KANSAS CITY, Mo. — On Tuesday morning, dozens of federal investigators will arrive to the derailment site outside Mendon, Missouri, to piece together how an Amtrak train plowed into a dump truck at a railing crossing.
The National Transportation Safety Board is leading the charge.
"We’ll have specialists from mechanical, from signal systems, from operations and survival factors," Jennifer Homendy, chair of the National Transportation Safety Board, said.
The evidence gathering is underway.
"We have asked Amtrak and including things like speed on the route," Homendy said. "What cameras might be on the train, to understand if there's forward facing or internal facing cameras."
While the investigation takes place, trains won't run be able to run on the track for days.
"Basically, go over the train itself with a fine-tooth comb, make sure everything was working correctly," Michael Callanan, a train safety consultant, said. "They will drug test the entire crew.

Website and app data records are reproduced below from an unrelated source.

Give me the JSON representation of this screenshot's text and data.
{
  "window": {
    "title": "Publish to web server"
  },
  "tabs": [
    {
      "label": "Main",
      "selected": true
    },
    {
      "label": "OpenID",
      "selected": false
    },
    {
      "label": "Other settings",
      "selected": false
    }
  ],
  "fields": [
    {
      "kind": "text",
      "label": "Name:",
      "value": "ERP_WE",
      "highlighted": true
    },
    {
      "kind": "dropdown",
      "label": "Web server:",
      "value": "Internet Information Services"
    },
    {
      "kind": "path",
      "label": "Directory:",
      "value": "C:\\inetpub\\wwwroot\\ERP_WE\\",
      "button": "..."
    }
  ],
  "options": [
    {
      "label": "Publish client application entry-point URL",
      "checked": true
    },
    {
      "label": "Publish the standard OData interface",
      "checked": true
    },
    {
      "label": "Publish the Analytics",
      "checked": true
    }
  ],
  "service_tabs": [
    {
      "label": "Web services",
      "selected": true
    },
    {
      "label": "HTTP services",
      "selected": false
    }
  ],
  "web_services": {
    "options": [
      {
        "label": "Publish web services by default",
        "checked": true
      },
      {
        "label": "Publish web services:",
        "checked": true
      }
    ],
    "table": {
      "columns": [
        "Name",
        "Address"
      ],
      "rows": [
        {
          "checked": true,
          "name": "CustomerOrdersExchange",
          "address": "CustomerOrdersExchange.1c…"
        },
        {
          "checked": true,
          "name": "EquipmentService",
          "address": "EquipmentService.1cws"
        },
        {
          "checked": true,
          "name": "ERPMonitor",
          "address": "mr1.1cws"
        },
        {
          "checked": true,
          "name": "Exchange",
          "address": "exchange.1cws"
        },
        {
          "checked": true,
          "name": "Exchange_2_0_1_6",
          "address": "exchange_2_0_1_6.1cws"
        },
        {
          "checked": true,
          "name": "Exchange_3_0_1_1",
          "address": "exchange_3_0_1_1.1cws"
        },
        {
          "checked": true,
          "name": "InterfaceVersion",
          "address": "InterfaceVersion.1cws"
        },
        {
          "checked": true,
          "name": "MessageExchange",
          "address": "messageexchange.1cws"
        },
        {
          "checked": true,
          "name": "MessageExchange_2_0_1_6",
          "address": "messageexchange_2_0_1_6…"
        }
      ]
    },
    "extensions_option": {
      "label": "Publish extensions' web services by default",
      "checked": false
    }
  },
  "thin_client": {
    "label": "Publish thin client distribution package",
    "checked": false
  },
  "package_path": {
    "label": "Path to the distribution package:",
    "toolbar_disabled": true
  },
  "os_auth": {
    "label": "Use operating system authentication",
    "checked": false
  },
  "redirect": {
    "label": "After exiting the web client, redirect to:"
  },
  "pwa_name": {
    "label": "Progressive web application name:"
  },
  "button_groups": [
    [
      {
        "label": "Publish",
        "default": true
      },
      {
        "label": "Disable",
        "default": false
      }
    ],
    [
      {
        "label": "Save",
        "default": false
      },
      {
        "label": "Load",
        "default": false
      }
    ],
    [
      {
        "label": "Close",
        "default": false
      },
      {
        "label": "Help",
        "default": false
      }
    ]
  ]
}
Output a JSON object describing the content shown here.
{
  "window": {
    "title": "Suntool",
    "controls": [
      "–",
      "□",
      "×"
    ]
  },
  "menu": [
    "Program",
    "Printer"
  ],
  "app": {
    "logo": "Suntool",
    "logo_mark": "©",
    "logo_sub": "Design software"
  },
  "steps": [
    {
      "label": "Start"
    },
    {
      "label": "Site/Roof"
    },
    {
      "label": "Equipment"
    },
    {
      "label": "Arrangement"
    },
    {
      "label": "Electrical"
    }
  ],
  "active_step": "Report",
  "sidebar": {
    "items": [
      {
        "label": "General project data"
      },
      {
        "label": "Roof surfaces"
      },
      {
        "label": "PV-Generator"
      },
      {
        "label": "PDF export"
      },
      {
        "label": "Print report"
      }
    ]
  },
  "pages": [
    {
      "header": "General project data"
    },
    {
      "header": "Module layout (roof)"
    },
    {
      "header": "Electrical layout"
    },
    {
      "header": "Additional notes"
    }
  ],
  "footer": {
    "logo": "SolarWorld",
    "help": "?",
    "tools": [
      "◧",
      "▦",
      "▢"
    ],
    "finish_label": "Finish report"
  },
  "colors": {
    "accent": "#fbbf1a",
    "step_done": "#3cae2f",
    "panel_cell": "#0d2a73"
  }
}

They will assess the condition of the tracks the crossing."
Callanan is also a former Amtrak conductor and said crews do drill for derailments once a year.
"Most of that is classroom training occasionally, depending on where your stationed they will do a joint exercise with the fire rescue and you're in the field and they actually do a hands-on," Callanan said.
This was the second collision involving an Amtrak train in as many days.
Three people were killed, and two others were seriously injured Sunday trying to cross in front of an Amtrak train outside of Stockton, California.
That crossing, like the one Monday, didn't have any electronic signals.
"Just treat it like a stop sign look both ways. And if you see a train, just know it's not worth your life," Callanan said.
He said the NTSB will release a preliminary reports within in a few months. Their findings may take years.